TASK DIRECTIONS — Going line by line through the listing below, count those with the string "text" and answer with the number alone.

INFORMATION SHOWN —
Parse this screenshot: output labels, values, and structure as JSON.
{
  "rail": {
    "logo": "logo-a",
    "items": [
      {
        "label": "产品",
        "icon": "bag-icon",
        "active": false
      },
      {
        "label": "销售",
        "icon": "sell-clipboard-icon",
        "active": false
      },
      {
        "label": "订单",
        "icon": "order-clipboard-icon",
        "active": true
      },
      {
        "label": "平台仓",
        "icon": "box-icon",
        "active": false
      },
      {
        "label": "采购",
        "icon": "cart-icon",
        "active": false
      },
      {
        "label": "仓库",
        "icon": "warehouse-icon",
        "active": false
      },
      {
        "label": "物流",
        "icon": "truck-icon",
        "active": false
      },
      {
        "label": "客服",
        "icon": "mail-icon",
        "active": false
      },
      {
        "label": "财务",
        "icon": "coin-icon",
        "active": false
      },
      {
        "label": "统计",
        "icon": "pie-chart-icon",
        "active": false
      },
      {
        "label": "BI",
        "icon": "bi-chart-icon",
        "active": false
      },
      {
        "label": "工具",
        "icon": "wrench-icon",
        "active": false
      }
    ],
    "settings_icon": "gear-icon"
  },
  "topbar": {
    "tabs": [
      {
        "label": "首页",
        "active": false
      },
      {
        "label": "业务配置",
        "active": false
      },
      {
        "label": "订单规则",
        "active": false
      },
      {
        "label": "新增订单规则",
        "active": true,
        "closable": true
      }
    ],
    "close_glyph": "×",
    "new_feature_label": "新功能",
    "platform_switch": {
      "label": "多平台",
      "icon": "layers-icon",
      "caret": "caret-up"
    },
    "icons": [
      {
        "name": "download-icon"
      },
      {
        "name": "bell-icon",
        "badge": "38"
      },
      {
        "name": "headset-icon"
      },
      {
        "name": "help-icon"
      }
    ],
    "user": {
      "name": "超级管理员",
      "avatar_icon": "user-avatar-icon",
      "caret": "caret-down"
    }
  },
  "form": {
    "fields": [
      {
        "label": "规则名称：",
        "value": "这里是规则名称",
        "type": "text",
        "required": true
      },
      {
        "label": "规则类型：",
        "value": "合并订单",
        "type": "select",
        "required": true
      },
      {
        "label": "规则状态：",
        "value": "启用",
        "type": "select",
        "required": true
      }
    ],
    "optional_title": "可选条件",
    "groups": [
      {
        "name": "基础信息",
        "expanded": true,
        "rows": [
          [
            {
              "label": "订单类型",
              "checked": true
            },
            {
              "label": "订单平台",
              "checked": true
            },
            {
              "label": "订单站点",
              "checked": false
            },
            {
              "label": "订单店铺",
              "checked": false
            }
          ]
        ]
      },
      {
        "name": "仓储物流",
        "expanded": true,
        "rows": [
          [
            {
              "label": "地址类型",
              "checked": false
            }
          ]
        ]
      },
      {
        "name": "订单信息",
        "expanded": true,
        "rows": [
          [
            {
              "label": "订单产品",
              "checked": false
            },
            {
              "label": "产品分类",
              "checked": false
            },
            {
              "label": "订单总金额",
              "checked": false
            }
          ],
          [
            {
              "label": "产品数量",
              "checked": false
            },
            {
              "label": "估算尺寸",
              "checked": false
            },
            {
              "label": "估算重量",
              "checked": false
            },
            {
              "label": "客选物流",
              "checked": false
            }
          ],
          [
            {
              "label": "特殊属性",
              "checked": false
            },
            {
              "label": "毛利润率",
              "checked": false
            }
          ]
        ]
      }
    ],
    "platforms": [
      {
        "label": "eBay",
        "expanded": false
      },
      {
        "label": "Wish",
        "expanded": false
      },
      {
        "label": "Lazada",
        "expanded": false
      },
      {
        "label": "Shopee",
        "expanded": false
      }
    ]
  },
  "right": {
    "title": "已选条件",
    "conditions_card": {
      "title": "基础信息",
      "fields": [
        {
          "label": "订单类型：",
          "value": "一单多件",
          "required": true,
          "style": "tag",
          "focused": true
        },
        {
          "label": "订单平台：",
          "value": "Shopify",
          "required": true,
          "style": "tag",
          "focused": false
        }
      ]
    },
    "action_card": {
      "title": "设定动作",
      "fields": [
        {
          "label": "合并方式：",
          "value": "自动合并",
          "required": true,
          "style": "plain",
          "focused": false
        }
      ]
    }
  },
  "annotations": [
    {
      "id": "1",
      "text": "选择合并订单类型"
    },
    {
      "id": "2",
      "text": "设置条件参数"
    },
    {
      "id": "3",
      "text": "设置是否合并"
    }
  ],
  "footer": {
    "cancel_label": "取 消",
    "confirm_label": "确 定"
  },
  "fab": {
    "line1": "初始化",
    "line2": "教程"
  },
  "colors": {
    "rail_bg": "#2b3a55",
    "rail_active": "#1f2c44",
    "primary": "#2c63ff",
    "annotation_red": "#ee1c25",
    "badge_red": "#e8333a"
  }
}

TASK RESULT — 4